VMware Docs offers thorough documentation on vSphere, NSX, vSAN, vRealize, and every other VMware product. Those docs are often written by the developers who built those products, so there is no better source for best practices.
VMware Knowledge Base has tens of thousands of articles, mainly around known issues and how to solve them. VMware’s KB is also what we use to power Runecast Analyzer!
Sites like SDxCentral are great at keeping you up to date about the latest and greatest in software-defined everything. From news articles to opinion pieces, there is always something to learn.

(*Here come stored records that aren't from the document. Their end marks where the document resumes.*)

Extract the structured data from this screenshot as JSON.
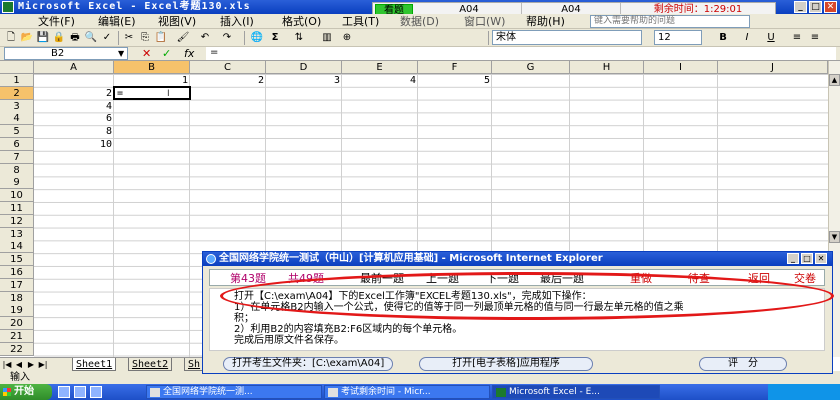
{
  "window": {
    "title": "Microsoft Excel - Excel考题130.xls"
  },
  "exam_bar": {
    "mode_label": "看题",
    "question_a": "A04",
    "question_b": "A04",
    "timer_text": "剩余时间：1:29:01"
  },
  "menu": {
    "items": [
      "文件(F)",
      "编辑(E)",
      "视图(V)",
      "插入(I)",
      "格式(O)",
      "工具(T)",
      "数据(D)",
      "窗口(W)",
      "帮助(H)"
    ],
    "ask_placeholder": "键入需要帮助的问题"
  },
  "toolbar": {
    "font_name": "宋体",
    "font_size": "12",
    "bold": "B",
    "italic": "I",
    "underline": "U",
    "sigma": "Σ"
  },
  "formula_bar": {
    "name_box": "B2",
    "cancel": "✕",
    "confirm": "✓",
    "fx": "fx",
    "content": "="
  },
  "sheet": {
    "columns": [
      "A",
      "B",
      "C",
      "D",
      "E",
      "F",
      "G",
      "H",
      "I",
      "J"
    ],
    "rows": [
      "1",
      "2",
      "3",
      "4",
      "5",
      "6",
      "7",
      "8",
      "9",
      "10",
      "11",
      "12",
      "13",
      "14",
      "15",
      "16",
      "17",
      "18",
      "19",
      "20",
      "21",
      "22"
    ],
    "row1_values": [
      "1",
      "2",
      "3",
      "4",
      "5"
    ],
    "colA_values": [
      "2",
      "4",
      "6",
      "8",
      "10"
    ],
    "active_cell_text": "=",
    "tabs": [
      "Sheet1",
      "Sheet2",
      "Sh"
    ]
  },
  "status": {
    "text": "输入"
  },
  "dialog": {
    "title": "全国网络学院统一测试（中山）[计算机应用基础] - Microsoft Internet Explorer",
    "nav": {
      "question_num": "第43题",
      "total": "共49题",
      "first": "最前一题",
      "prev": "上一题",
      "next": "下一题",
      "last": "最后一题",
      "redo": "重做",
      "pending": "待查",
      "back": "返回",
      "submit": "交卷"
    },
    "lines": [
      "打开【C:\\exam\\A04】下的Excel工作簿\"EXCEL考题130.xls\"，完成如下操作：",
      "1）在单元格B2内输入一个公式，使得它的值等于同一列最顶单元格的值与同一行最左单元格的值之乘",
      "积；",
      "2）利用B2的内容填充B2:F6区域内的每个单元格。",
      "完成后用原文件名保存。"
    ],
    "btn_open_folder": "打开考生文件夹：[C:\\exam\\A04]",
    "btn_open_app": "打开[电子表格]应用程序",
    "btn_score": "评　分"
  },
  "taskbar": {
    "start": "开始",
    "items": [
      "全国网络学院统一测...",
      "考试剩余时间 - Micr...",
      "Microsoft Excel - E..."
    ]
  }
}
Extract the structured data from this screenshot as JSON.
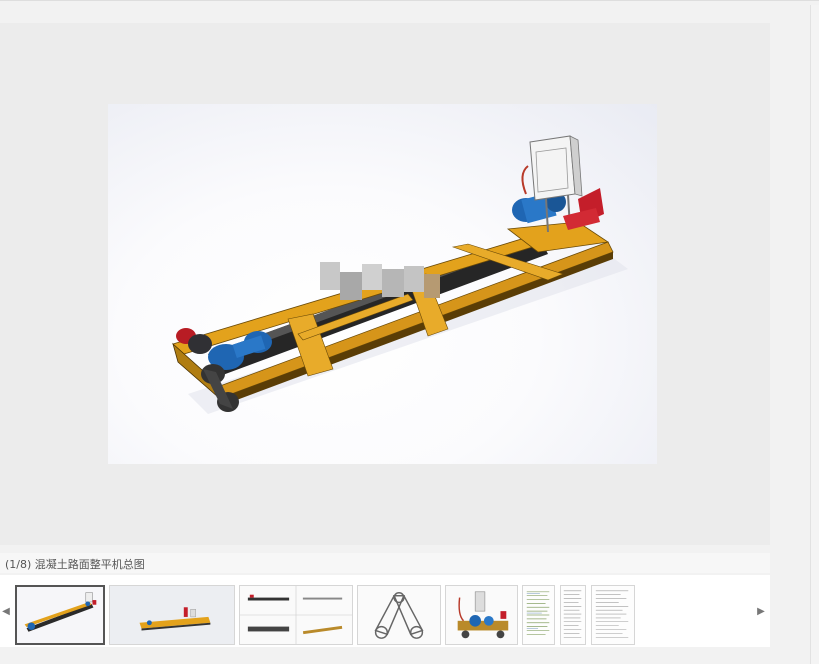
{
  "caption": {
    "text": "(1/8) 混凝土路面整平机总图"
  },
  "navigation": {
    "prev_icon": "◀",
    "next_icon": "▶"
  },
  "thumbnails": {
    "count": 8,
    "active_index": 0
  },
  "colors": {
    "frame_yellow": "#e3a21c",
    "motor_blue": "#1f66b3",
    "seat_red": "#c41e2a",
    "roller_dark": "#2a2a2a"
  }
}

Finally, VMware user groups (VMUG) are a great way of staying connected to your local VMware user fan base. These groups are run by VMware users, and often organize meetups and talks around SDDC, VMware products, best practices and much more. Great opportunity to grab a beer with like-minded people.
In order to reduce human error and ensure consistency (and to save you a couple hours every week!), automate repetitive configuration tasks.
One very common task in SDDC is the management of the lifecycle of virtual machines - provision, reconfiguration (increasing disk size, memory, etc) and destruction. This could take a lot of time for a VMware admin that may receive requests like that anywhere from 10 to 50 times a day.
Instead, a VMware admin can save time by offloading this task to the users themselves. Different platforms or tools can be used to achieve that, without the user ever having to be aware that VMware their digitalization platform. This can be achieved through solutions such as vRealize Automation (vRA), which is a paid solution, vRealize Orchestrator (vRO), which is free with your vSphere license, and even with PowerCLI scripts!
At Runecast, we help companies like yours take control of your VMware SDDC with real-time automated issue recognition solution, which provides around the clock, offline analysis of your configuration and logs to identify and expose potential problems before they turn into service outages. Start a 14-day free trial today!